SALAM: You need many economic development projects all over the region that require a lot of expenditures, that require a lot of funds, mainly
away from what is being spent now in billions of dollars to contain this affair, to allow for those people to live in peace, to live in stability,
to be productive and to look forward for a better life.
AMANPOUR: How much responsibility do you take for the well-being of your own people?
SALAM: We must take all the responsibility and this responsibility was messed around with for many years in the past. That led to the uprising.
That led to the Arab Spring.
And, yes, it will go on, will -- the people will go on pressuring us, pressuring all the responsible everywhere. And we will to handle this as
best as we can.
And there international efforts are highly needed. If they were deployed a few years back as they are now, I'm sure we would have been able to avoid
much of the violence that is prevailing today.
In Syria in particular, if things were attended to four years ago, I'm sure we would not have reached where we have reached today.
AMANPOUR: Final thought as we wrap up?
AL-ABADI: Well, I think you just mentioned it, the last thing, welfare of the people. I think we have -- this is a major issue. I take full
responsibility for that, me and my government. Our people were demonstrating last summer, just asking for improvement on services, on the
postal system. And there are certain things which have started the process of major reforms.
Of course, we should be responsible for that. We may not be able to deliver now because of lack of resources but at least we should go on the
right track. I mean, this is a success story.
While every city in Iraq was demonstrating, asking for welfare, asking for services and we are having a war, we kept peace. Our whole government in
the region in the same track, on the same track, providing welfare for the people.
Are they actually responsible for the people?
I think some governments are not. I think that's problem number one.
AMANPOUR: Prime Minister al-Abadi, Prime Minister Salam, thank you very much indeed for being here.
AMANPOUR: When we come back, from the cold slopes of Davos to the frozen wastes of outer space and a new world beyond Pluto.
Does our solar system have a new family member after all these millennia?
Find out next.
AMANPOUR: And finally tonight, at the beginning of the week, we caught a glimpse of the first-ever flower to bloom in space. And now we imagine our
galactic neighborhood getting a little more crowded than we thought.
New research suggests that, way out there past Pluto, a new and ninth planet could await in our solar system. About four times the size of
Earth, the breakthrough was made when scientists at Cal Tech discovered icy objects orbiting an undiscovered giant. If proven, it would be the first
discovery of a local planet in 170 years.
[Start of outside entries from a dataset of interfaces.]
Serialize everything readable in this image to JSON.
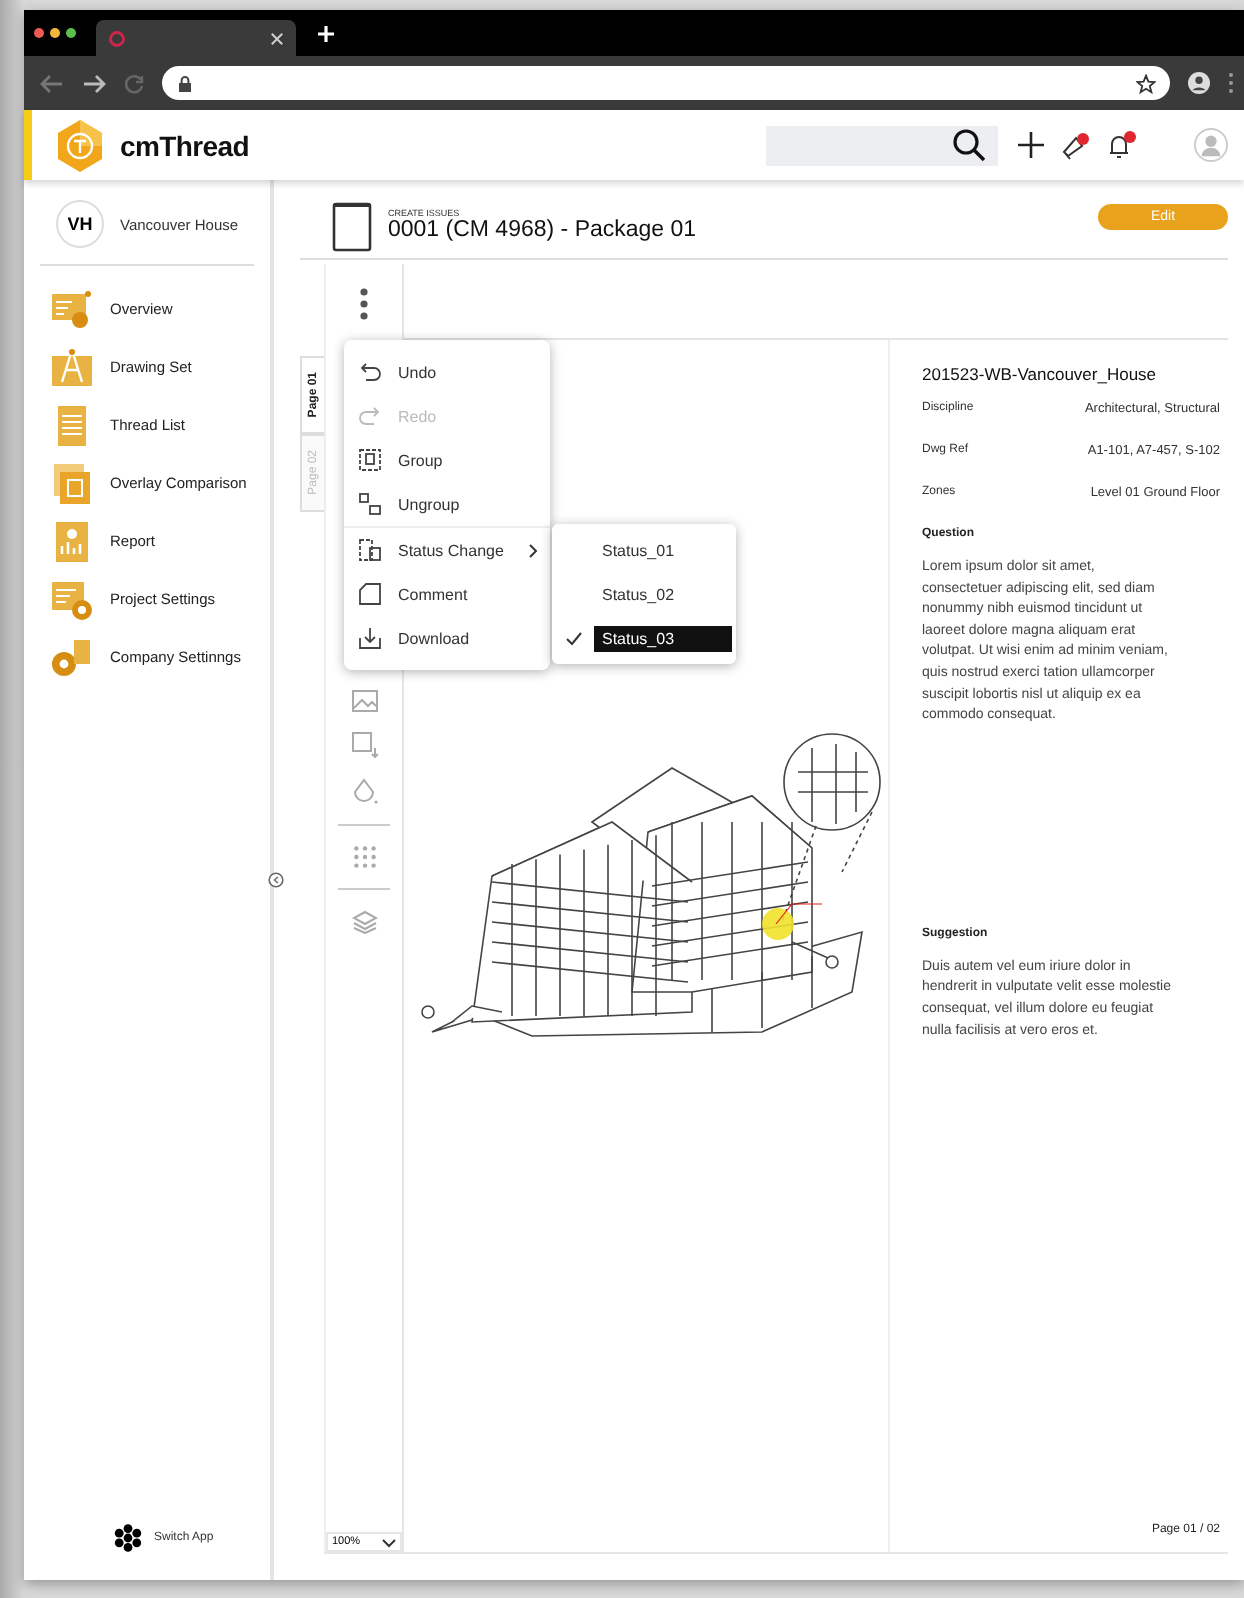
{
  "app": {
    "brand": "cmThread"
  },
  "project": {
    "initials": "VH",
    "name": "Vancouver House"
  },
  "sidebar": {
    "items": [
      {
        "label": "Overview"
      },
      {
        "label": "Drawing Set"
      },
      {
        "label": "Thread List"
      },
      {
        "label": "Overlay Comparison"
      },
      {
        "label": "Report"
      },
      {
        "label": "Project Settings"
      },
      {
        "label": "Company Settinngs"
      }
    ],
    "switch_app": "Switch App"
  },
  "issue": {
    "eyebrow": "CREATE ISSUES",
    "title": "0001 (CM 4968) - Package 01",
    "edit_button": "Edit"
  },
  "page_tabs": [
    {
      "label": "Page 01",
      "selected": true
    },
    {
      "label": "Page 02",
      "selected": false
    }
  ],
  "context_menu": {
    "items": [
      {
        "label": "Undo",
        "disabled": false,
        "submenu": false
      },
      {
        "label": "Redo",
        "disabled": true,
        "submenu": false
      },
      {
        "label": "Group",
        "disabled": false,
        "submenu": false
      },
      {
        "label": "Ungroup",
        "disabled": false,
        "submenu": false
      },
      {
        "label": "Status Change",
        "disabled": false,
        "submenu": true
      },
      {
        "label": "Comment",
        "disabled": false,
        "submenu": false
      },
      {
        "label": "Download",
        "disabled": false,
        "submenu": false
      }
    ]
  },
  "status_submenu": [
    {
      "label": "Status_01",
      "selected": false
    },
    {
      "label": "Status_02",
      "selected": false
    },
    {
      "label": "Status_03",
      "selected": true
    }
  ],
  "zoom_select": {
    "value": "100%"
  },
  "details": {
    "drawing_title": "201523-WB-Vancouver_House",
    "fields": [
      {
        "label": "Discipline",
        "value": "Architectural, Structural"
      },
      {
        "label": "Dwg Ref",
        "value": "A1-101, A7-457, S-102"
      },
      {
        "label": "Zones",
        "value": "Level 01 Ground Floor"
      }
    ],
    "question_label": "Question",
    "question": "Lorem ipsum dolor sit amet, consectetuer adipiscing elit, sed diam nonummy nibh euismod tincidunt ut laoreet dolore magna aliquam erat volutpat. Ut wisi enim ad minim veniam, quis nostrud exerci tation ullamcorper suscipit lobortis nisl ut aliquip ex ea commodo consequat.",
    "suggestion_label": "Suggestion",
    "suggestion": "Duis autem vel eum iriure dolor in hendrerit in vulputate velit esse molestie consequat, vel illum dolore eu feugiat nulla facilisis at vero eros et."
  },
  "page_indicator": "Page 01 / 02"
}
So far, it's mysteriously known just as Planet Nine and it's managed to stay out of sight for thousands of years because of its massive distance
from the sun. That would be 93 billion miles away.
It could take 20,000 years for the new planet to orbit the sun just once and it would take a ray of light one whole week just to reach the planet.
For context, it takes about eight minutes for a ray of sunlight to reach us here on Earth, even though it feels like it's taking a lot longer to reach
us back here in frozen Davos.
Anyway, that's it for our program tonight. And remember, you can now also always listen to our podcast, see us online at amanpour.com and follow me
on Facebook and Twitter. Thanks for watching and goodbye from Davos.